Effects of dichloromethylene diphosphonate on skeletal mobilization of calcium in multiple myeloma. Dichloromethylene diphosphonate (Cl2MDP), an inhibitor of oestoclast activity, was evaluated for its ability to decrease the excessive mobilization of skeletal calcium that complicates multiple myeloma. Ten patients with active myeloma, wide-spread bone disease, and hypercalciuria were studied in a double-blind, placebo-controlled, crossover-designed trial in which they took Cl2MDP for eight (...) weeks and placebos for eight weeks. Two patients died during the placebo phase; of eight patients who received Cl2MDP, seven had rapid, sustained, and highly significant (P less than 0.001) decreases in urinary excretion of calcium. Six also had significant decreases in hydroxyproline excretion, and five reported lessening of skeletal pain. On patient did not respond. Although the patients received concurrent chemotherapy during the study, concentrations of myeloma proteins actually increased

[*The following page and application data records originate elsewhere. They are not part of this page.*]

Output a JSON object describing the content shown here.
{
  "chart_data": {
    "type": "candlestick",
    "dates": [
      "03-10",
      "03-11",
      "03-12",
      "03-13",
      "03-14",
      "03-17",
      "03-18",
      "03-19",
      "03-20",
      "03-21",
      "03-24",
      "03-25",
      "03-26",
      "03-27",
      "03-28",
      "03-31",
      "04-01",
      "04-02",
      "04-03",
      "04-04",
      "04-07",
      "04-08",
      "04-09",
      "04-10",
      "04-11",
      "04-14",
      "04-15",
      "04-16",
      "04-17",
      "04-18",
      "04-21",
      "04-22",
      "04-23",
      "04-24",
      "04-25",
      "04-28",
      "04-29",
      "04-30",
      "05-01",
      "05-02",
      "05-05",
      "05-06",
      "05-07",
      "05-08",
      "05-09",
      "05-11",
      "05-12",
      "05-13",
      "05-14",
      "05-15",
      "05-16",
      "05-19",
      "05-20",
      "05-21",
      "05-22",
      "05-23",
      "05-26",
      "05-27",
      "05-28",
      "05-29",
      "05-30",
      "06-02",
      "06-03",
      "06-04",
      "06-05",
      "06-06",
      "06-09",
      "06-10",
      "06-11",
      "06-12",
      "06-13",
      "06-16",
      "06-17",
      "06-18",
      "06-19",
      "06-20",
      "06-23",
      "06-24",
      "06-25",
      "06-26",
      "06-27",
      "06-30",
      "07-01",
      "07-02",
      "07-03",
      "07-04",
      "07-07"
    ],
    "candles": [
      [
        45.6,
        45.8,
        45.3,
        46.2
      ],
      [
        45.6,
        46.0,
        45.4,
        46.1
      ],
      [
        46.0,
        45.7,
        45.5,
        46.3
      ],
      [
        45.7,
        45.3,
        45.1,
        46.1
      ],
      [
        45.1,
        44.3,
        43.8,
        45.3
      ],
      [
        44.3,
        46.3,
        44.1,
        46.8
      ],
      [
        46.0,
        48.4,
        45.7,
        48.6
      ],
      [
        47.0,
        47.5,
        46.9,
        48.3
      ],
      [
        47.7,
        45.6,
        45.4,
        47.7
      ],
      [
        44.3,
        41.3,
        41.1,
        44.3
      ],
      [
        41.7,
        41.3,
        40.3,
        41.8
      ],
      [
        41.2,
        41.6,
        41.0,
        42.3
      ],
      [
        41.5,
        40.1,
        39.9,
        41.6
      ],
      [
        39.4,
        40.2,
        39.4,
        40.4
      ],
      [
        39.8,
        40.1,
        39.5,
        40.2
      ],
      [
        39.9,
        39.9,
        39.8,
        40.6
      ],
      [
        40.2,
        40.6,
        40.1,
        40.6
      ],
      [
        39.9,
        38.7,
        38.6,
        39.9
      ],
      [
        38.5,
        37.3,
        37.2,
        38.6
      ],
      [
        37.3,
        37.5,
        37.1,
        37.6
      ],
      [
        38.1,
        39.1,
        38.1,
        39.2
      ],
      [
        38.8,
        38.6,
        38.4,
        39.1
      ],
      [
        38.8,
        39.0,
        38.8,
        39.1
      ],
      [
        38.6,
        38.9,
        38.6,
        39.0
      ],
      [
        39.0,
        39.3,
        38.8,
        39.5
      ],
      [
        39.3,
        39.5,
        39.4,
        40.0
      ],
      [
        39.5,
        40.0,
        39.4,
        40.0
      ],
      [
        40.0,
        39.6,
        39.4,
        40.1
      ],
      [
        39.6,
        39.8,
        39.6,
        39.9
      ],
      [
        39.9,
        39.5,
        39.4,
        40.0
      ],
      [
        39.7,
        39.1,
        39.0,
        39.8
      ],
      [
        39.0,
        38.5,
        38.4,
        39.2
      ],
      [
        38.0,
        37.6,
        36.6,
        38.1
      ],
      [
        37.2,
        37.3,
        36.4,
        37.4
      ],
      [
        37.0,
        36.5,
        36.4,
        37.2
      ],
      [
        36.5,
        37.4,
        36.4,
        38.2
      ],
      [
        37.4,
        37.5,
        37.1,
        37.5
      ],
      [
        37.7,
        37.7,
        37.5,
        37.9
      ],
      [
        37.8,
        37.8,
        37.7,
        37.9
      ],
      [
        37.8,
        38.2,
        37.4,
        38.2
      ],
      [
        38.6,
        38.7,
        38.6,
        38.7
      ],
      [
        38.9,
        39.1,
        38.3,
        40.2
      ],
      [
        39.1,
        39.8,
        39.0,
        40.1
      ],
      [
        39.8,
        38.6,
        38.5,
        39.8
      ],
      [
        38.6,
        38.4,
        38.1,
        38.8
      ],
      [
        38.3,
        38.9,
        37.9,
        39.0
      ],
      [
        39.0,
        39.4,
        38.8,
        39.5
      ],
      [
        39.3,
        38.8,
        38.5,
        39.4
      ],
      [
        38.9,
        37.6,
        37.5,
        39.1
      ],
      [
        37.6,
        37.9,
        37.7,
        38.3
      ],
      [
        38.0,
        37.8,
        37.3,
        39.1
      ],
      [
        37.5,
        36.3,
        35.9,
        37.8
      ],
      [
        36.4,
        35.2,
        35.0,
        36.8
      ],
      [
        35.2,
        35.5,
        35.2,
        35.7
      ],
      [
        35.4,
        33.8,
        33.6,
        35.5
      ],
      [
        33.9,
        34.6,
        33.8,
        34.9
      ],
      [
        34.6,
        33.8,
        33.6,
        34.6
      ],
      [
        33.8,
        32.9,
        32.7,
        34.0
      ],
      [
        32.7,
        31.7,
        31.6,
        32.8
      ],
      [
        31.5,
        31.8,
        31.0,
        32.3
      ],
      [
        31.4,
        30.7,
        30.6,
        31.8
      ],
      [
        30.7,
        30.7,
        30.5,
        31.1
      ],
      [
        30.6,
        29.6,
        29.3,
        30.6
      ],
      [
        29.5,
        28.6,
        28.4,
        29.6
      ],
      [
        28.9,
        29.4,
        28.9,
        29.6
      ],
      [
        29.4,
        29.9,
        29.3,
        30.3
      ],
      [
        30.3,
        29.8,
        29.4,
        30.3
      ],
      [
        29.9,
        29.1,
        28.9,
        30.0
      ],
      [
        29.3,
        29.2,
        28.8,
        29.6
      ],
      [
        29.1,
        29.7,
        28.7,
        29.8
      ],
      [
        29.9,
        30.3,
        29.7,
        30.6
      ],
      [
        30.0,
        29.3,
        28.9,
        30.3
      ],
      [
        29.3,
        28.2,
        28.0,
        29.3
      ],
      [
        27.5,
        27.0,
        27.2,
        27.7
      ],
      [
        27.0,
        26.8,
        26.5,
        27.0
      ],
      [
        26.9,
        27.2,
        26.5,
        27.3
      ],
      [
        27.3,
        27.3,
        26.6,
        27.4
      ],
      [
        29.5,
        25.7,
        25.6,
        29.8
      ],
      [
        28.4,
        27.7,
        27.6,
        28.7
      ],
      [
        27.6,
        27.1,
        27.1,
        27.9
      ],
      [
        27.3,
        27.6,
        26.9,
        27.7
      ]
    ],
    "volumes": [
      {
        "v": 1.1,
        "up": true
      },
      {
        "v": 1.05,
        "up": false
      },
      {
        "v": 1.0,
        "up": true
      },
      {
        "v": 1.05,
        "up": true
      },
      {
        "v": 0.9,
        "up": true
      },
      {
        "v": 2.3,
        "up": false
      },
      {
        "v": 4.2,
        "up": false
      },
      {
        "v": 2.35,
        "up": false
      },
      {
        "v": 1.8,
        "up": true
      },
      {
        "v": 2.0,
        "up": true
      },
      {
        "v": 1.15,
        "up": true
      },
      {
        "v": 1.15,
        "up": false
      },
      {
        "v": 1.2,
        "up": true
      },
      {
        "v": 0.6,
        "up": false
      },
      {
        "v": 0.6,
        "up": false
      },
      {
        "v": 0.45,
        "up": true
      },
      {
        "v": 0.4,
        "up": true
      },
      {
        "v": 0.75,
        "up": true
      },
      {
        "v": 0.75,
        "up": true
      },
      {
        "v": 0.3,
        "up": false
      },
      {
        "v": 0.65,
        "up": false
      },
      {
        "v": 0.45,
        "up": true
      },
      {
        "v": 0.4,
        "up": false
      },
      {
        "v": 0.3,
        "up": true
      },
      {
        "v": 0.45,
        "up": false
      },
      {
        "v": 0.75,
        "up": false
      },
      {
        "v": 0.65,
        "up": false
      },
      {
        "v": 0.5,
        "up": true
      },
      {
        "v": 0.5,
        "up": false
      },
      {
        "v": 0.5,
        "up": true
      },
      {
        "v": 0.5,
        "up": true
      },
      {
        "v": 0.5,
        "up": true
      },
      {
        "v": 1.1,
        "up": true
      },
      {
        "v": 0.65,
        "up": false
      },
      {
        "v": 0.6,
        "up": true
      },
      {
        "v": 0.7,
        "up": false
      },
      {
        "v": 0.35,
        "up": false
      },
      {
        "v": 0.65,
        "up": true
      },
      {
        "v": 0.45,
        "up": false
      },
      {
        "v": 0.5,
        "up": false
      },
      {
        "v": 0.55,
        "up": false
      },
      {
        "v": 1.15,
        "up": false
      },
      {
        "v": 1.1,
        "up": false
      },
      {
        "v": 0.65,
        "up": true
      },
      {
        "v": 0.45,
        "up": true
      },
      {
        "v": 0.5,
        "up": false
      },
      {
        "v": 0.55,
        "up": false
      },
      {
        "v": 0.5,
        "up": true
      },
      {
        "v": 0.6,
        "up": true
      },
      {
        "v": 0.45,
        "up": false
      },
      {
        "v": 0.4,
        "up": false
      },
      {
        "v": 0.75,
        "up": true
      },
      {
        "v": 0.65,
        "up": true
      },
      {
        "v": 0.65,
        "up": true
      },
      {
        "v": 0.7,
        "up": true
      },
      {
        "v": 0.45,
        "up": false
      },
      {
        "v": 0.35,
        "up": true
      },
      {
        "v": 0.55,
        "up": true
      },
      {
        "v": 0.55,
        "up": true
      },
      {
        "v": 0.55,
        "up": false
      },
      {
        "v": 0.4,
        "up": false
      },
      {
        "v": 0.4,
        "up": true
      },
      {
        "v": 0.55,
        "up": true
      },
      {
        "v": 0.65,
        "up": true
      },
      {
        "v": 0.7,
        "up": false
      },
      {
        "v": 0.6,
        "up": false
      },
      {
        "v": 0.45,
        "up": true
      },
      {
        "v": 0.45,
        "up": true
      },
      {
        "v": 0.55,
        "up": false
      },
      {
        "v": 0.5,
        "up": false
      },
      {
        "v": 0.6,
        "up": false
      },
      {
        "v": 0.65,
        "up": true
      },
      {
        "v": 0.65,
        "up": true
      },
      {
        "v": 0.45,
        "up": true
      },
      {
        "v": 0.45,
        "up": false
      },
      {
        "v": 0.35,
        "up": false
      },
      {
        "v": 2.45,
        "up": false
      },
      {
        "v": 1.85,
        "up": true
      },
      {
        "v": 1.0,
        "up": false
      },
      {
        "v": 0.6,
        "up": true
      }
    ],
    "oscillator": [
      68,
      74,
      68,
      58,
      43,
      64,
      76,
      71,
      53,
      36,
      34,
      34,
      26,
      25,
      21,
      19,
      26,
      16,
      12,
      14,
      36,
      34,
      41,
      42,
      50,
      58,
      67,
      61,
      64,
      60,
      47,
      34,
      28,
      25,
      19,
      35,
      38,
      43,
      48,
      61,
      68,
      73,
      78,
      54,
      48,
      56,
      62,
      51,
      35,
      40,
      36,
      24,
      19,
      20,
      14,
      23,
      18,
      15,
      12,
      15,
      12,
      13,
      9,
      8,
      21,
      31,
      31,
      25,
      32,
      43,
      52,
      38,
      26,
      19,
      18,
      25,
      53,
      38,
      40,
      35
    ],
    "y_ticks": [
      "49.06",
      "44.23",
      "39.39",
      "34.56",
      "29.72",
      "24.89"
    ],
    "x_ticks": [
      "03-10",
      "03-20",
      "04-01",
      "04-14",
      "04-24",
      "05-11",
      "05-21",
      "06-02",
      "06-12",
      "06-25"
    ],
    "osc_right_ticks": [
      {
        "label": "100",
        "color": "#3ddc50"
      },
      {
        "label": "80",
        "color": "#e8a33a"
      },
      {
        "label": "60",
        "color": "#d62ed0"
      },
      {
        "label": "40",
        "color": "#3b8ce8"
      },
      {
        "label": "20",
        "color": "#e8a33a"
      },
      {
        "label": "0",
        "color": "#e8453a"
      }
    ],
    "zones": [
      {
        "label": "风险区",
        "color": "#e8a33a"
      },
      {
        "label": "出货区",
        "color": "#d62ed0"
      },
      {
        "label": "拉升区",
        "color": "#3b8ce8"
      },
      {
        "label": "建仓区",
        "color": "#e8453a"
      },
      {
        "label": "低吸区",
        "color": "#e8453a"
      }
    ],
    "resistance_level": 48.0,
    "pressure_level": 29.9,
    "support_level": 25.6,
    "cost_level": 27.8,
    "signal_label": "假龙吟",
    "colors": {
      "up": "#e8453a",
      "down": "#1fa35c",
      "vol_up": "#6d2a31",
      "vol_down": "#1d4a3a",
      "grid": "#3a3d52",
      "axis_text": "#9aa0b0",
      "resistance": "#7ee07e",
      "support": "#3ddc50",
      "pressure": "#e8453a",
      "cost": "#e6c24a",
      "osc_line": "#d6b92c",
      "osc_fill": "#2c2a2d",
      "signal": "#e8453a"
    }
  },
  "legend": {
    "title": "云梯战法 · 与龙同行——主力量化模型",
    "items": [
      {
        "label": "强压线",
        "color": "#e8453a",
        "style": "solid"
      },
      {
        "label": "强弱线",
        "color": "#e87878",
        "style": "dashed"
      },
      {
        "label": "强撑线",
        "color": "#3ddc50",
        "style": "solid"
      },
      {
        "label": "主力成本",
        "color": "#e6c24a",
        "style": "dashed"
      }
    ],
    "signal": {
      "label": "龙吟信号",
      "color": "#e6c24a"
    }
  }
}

Multiple-myeloma bone disease. The comparative effect of sodium fluoride and calcium carbonate or placebo. A randomized double-blind study was carried out in 26 patients with multiple myeloma to compare the therapeutic effect of sodium fluoride (50 mg twice daily) plus calcium carbonate (1 g four times daily) and placebo. All patients also received melphalan and prednisone for one week every six weeks. Bone biopsies for microradiography and histology, and videodensitometry as well (...) as conventional roentgenograms, 99mTc-polyphosphate bone scans, and bone densitometry of the mid and distal radius, were done initially and one year after therapy. Microradiography and videodensitometry studies revealed significant increases in bone formation (P less than 0.01) and bone mass (P less than 0.005) in the fluoride-calcium group. Bone trabeculae appeared thickened on roentgenograms of six of 13 fluoride-calcium-treated patients (P less than 0.02). Technetium bone scans and bone densitometry